_HOW TO COMPLETE THIS TASK:_
In the listing below, how many lines carry the word "close"? Reply with only the number.
[[ GIVEN DATA, beginning ]]
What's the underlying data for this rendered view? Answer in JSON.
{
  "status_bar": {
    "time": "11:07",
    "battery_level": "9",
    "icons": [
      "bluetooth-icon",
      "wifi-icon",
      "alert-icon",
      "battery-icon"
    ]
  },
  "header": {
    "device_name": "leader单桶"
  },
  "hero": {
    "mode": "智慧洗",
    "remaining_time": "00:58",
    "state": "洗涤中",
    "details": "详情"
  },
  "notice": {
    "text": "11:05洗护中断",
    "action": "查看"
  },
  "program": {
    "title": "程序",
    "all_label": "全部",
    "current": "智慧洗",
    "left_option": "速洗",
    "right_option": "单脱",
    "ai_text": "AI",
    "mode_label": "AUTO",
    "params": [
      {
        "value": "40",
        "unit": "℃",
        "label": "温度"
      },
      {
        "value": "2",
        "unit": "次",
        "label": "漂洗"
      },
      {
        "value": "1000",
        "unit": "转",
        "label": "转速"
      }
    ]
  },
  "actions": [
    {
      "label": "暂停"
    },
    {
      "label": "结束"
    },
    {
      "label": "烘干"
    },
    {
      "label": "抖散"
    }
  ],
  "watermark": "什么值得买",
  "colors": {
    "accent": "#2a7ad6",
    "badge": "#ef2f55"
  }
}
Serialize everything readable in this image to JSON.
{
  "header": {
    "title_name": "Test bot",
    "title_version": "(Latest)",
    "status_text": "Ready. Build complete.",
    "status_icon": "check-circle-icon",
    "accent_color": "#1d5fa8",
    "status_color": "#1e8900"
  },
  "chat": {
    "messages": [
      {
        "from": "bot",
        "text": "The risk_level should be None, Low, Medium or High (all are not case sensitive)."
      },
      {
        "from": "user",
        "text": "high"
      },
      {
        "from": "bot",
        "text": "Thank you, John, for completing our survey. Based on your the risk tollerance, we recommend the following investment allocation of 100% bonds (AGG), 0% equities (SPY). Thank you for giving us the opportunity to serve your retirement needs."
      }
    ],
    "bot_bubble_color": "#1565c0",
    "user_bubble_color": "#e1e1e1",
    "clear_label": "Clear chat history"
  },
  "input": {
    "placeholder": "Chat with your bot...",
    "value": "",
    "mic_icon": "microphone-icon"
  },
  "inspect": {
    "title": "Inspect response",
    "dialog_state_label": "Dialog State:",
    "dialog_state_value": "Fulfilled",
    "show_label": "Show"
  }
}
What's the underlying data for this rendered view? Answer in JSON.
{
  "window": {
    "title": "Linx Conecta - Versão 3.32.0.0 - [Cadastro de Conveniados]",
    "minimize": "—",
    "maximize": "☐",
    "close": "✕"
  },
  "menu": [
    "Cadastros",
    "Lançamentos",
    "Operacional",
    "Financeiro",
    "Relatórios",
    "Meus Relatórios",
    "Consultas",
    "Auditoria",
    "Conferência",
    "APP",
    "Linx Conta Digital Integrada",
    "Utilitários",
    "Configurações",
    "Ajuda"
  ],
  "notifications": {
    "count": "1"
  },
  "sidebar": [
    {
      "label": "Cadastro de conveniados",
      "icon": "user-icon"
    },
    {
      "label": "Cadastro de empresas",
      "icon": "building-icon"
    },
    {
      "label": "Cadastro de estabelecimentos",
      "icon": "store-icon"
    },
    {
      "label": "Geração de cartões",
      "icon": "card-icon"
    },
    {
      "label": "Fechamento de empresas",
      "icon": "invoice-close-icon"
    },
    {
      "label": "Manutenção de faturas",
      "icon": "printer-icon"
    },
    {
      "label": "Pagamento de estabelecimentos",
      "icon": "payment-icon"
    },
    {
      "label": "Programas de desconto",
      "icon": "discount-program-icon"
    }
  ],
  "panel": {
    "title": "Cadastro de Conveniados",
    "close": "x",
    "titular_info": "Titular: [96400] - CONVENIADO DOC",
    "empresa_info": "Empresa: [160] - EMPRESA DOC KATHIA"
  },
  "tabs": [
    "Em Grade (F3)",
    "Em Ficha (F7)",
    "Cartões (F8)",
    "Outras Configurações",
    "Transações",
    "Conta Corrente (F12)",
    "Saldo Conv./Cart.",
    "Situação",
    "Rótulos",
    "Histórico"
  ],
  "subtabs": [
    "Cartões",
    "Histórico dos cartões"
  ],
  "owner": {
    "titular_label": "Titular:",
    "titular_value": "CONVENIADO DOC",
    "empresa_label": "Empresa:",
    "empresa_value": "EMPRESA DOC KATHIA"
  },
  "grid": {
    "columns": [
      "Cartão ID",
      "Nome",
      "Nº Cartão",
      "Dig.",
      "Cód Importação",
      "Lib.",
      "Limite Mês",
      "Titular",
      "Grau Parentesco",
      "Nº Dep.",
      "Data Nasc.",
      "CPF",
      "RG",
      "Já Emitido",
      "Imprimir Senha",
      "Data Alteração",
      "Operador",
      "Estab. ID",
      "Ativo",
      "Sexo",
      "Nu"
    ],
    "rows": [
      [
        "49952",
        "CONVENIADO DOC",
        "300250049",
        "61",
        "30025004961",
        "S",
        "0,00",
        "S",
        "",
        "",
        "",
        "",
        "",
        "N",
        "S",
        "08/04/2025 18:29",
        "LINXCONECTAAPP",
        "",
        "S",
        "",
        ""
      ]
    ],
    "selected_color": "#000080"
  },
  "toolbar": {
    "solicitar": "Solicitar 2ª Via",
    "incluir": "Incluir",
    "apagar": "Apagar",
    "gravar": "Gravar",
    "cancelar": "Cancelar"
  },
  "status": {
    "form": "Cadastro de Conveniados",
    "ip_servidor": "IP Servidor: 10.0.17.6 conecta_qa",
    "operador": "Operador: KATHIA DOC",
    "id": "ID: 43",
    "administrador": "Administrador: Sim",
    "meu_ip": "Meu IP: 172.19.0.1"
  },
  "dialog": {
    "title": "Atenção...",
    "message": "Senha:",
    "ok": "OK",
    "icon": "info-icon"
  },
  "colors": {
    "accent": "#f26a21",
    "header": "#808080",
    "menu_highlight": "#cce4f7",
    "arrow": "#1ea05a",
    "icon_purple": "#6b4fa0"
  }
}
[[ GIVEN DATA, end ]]
_WRITTEN SOLUTION:_
3